After all, according to The Guardian, Trump specifically asked his lawyers to negotiate his booking so he could arrive late in the day, transforming the entire ordeal into an event ripe for the cable news networks' primetime broadcasts. "His message at the airport was very clear and self-righteous. He asserted his right to contest the results of the election, and that he did nothing wrong in this effort," Ponce added. The former president clearly approached this day with a strategy in mind — one he will surely continue along the campaign trail.

Trump's campaign is using the mugshot to gain more traction

To Donald Trump's campaign, the defiant Fulton County Jail mugshot is a way to spin the narrative and make Trump look like a victim wrongfully accused for seeking justice. They're doubling down on the never-back-down attitude by selling merchandise at their online store with the mugshot. The collection features the caption "Never Surrender!" and includes shirts, mugs, koozies, and bumper stickers. Even before his Fulton County appearance, Trump's campaign used a fake mugshot captioned "Not Guilty" on merchandise after his first indictment.

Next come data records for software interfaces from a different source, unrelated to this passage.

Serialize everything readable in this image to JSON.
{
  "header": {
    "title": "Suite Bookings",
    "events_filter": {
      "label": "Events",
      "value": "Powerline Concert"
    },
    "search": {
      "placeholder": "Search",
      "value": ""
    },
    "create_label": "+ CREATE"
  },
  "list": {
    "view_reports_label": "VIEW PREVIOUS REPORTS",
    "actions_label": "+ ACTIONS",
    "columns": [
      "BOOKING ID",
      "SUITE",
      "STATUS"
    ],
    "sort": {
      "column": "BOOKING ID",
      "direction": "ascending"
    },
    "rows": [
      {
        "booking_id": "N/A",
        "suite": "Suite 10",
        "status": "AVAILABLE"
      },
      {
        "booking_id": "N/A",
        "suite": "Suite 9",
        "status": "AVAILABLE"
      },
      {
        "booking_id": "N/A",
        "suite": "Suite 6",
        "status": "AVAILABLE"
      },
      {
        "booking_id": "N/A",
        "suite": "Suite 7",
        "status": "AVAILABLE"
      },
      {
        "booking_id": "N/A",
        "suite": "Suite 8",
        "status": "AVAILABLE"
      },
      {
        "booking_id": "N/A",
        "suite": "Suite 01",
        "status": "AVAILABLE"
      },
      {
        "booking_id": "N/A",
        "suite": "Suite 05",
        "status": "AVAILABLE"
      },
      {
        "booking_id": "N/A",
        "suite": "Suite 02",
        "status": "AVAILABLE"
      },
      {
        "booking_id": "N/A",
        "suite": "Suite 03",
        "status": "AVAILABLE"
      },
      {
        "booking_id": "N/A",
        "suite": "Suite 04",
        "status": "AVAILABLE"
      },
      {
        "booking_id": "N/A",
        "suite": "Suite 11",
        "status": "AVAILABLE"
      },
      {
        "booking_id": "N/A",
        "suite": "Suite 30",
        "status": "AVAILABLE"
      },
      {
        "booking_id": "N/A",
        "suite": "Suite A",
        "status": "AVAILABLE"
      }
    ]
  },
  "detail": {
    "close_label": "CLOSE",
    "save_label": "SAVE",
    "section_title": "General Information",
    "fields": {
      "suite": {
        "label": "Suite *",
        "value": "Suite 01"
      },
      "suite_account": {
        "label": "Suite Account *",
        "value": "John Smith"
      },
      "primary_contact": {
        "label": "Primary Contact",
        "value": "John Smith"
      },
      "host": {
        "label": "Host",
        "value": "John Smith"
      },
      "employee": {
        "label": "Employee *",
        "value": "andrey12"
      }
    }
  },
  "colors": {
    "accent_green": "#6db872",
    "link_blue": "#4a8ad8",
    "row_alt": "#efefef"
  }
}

A message on Trump's campaign website proves the stance he's taking with the mugshot. In the note paired with the already infamous pic, he claims he's committed no crime — despite his four indictments. He attempts to divide the country by saying, "The Left wants to intimidate YOU out of voting for a political outsider who puts the American people FIRST. ... I WILL NEVER SURRENDER OUR MISSION TO SAVE AMERICA."

No matter how Trump's campaign tries to use the mugshot to change the narrative surrounding his actions, some see this as a moment of defeat for the former president. Communication and journalism professor Marty Kaplan from the University of Southern California Annenberg told AP News how images carry more weight than the word "indictment." Kaplan added, "A mug shot is a genre. Its frame is, 'This is a deer caught in the headlights. This is the crook being nailed.' It's the walk of shame moment."